Our destination today is Mason Lake County Park, at the north end of Mason Lake, 34.5 miles round trip. I had made this trip last year solo, and we had been to Lake Limerick, a bit more than half-way, earlier in the season, so it’s another comparison of our training progress. We got a late start, and it is supposed to be sunny and warm, but we need to get used to riding through the afternoon for our tour later this month.

First, a stop at the Shelton Saturday Farmer’s Market for some cookies, then dismount behind the library and push the bike up the steep switchback trail. This is safer and less traumatizing than riding up Old Olympic Highway in heavy traffic with no shoulders. We have also taken to riding the walking/biking trail from Mason General Hospital to the Island Lake road, as the car traffic takes more kindly to us if we don’t ride in the road, some of which is narrow one-lane boulevard with no shoulder.

Once out on Brockdale Road, there is a shoulder, of sorts. We turn on McEwan Prairie Road, which is relatively flat but a token half a foot to the right of the fog line. The Shelton-Bremerton railroad line crosses at a slight angle, so we check traffic and zig-zag to square up the crossing a bit.

A left on Mason Lake Road at the end of McEwan Prairie takes us to the Lake Limerick store for water and sports drink and necessary stops. The rest of the ride is rolling, climbing to an elevation of 280 feet east of Mason Lake before gradually dropping to the lake level at 200 feet elevation.  This would be an ideal country ride except for the thick coat of chip seal on most of the length of the road, that favorite treatment of Washington highway departments that vibrates the bicycle, robbing power and numbing every body part in contact with the bike.

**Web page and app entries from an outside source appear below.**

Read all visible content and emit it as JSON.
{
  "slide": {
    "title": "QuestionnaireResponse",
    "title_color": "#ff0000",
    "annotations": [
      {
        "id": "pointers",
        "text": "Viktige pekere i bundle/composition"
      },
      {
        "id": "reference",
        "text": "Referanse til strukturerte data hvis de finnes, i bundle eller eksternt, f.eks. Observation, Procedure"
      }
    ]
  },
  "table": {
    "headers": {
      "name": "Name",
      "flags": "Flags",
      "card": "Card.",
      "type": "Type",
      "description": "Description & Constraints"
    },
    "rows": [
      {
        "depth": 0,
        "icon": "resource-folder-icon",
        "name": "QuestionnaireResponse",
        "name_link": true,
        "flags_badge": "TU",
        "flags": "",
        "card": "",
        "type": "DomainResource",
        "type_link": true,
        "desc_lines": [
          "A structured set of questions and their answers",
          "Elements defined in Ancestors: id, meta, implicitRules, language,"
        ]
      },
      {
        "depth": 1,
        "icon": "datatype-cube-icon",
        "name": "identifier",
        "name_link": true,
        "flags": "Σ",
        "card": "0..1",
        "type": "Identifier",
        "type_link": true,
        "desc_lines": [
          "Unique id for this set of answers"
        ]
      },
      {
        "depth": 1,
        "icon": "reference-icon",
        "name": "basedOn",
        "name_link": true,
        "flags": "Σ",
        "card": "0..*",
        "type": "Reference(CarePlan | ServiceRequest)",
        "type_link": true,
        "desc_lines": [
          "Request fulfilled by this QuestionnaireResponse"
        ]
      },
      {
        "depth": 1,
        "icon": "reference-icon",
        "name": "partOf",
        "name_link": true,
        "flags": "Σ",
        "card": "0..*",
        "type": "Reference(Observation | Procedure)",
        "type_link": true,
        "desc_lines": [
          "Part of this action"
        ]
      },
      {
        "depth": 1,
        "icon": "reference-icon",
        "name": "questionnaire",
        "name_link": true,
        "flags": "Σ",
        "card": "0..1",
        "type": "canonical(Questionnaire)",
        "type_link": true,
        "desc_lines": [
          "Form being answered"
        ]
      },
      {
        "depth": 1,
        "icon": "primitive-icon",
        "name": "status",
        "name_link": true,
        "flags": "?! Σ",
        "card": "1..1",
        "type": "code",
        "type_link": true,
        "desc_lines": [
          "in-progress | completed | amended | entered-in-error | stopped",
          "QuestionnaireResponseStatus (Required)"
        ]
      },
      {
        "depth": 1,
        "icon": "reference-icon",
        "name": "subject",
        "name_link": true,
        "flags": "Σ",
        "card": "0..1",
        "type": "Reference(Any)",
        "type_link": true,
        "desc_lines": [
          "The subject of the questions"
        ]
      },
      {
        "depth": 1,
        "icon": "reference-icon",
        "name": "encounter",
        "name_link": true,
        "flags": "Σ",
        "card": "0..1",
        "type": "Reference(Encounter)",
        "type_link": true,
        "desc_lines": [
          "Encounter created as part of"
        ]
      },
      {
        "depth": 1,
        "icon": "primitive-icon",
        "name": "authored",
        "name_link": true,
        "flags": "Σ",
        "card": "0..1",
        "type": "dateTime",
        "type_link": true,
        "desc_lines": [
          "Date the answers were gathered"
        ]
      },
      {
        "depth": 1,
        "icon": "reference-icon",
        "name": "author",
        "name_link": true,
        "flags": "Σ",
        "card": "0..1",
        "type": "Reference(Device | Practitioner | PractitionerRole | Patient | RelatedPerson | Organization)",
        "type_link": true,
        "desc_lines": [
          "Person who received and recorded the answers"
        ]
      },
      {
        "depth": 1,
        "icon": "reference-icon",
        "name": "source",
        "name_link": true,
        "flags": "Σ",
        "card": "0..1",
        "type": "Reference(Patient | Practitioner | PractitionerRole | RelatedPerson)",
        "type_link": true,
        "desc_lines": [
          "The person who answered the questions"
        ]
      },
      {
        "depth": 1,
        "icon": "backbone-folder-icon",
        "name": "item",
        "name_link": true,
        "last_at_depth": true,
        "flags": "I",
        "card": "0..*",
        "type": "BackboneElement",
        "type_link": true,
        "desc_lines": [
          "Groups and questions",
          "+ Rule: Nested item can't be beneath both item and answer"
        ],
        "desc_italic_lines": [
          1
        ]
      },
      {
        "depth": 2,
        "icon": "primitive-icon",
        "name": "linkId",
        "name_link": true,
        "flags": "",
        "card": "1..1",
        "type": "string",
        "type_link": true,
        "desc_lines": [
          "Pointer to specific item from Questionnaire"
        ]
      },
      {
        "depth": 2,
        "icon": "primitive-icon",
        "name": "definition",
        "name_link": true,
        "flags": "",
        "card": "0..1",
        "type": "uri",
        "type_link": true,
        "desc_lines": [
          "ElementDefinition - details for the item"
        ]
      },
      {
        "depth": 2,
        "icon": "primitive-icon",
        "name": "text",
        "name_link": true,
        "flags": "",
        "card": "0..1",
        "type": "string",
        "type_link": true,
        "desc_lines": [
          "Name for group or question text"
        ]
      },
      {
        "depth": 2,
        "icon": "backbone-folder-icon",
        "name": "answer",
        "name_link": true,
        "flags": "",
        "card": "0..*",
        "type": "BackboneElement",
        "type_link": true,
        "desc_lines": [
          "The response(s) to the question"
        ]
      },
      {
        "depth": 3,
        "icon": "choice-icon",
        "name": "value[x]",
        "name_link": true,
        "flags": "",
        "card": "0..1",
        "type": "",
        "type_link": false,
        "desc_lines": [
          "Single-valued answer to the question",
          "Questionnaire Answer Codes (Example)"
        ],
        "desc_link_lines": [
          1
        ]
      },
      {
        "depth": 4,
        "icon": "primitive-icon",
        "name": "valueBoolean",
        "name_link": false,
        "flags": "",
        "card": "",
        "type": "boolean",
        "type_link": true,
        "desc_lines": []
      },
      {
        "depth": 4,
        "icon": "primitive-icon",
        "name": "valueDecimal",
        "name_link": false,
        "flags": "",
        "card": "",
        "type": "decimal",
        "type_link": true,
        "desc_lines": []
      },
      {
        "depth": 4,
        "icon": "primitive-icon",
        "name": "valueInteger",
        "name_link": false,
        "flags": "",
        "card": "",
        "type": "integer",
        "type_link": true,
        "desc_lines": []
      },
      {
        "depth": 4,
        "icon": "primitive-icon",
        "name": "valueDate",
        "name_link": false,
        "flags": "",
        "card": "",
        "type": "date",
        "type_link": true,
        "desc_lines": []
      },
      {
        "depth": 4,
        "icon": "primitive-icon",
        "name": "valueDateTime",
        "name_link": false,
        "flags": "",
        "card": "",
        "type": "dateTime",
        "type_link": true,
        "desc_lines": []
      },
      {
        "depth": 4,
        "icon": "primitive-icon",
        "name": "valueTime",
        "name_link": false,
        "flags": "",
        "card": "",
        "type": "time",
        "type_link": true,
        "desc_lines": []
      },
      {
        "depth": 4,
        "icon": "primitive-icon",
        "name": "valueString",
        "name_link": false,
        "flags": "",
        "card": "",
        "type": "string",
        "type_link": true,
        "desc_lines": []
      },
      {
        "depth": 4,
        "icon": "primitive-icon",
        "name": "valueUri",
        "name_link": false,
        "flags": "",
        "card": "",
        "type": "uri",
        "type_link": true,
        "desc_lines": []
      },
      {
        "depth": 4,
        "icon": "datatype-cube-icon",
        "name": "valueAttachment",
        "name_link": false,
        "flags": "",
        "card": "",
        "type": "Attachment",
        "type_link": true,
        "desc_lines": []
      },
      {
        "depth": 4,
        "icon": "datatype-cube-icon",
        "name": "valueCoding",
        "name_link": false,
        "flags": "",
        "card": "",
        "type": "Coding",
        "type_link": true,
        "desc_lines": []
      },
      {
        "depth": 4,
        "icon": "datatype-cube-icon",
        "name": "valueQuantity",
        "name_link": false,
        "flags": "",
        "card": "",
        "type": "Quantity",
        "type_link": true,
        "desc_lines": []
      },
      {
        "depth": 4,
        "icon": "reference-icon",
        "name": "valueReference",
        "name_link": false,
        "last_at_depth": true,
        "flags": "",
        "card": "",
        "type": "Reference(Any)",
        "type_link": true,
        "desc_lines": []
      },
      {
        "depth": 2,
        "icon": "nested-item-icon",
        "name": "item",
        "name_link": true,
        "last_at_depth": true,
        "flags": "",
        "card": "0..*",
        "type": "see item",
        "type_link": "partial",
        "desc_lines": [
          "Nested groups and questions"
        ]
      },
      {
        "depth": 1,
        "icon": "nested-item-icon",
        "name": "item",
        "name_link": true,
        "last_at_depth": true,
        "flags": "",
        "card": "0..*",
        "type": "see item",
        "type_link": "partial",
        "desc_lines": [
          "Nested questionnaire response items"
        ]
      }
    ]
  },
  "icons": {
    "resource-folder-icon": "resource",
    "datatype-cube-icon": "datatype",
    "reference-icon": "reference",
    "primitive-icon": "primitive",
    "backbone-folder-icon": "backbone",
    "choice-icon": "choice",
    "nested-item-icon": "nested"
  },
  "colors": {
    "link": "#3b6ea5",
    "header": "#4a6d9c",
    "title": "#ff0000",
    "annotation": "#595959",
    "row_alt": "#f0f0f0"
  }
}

The Nice Person and the Green Machine at the Mason Lake County Park boat ramp

The boat ramp is busy on this Labor Day weekend. Fortunately, one of the two picnic tables is available and we drag it into the sparse shade at the lakeshore to eat our boiled potato and banana lunch. Soon, we head back toward home, retracing our route. Only a few hundred meters into the chip-sealed section, we need to stand on the downhills and steering, shifting, and braking are visual and from the shoulders, clumsily pushing numbed digits against the levers.  The new bar ends help relieve the numbing somewhat. Despite the annoyance of riding on deliberately roughened roads, we are much stronger now than just a month ago, and only the longest and highest hills demand the lowest gears.

But, despite our respectable speed on the rare flats and gentle downgrades, a pair of heavily-loaded bicycle tourists overtake us before the Lake Limerick store. We stop briefly and move on, this time taking the walkway as low speed down the Old Olympic Highway hill downtown to avoid the deep ruts in the roadway pavement. A favorite stop at Urraco coffee roasters and espresso bar fortifies us for the obligatory push up the busy and winding hill home. I think we are ready for tour. Maybe one more long ride just to keep in tone before our long car trip.

Here’s the link to the map of our route.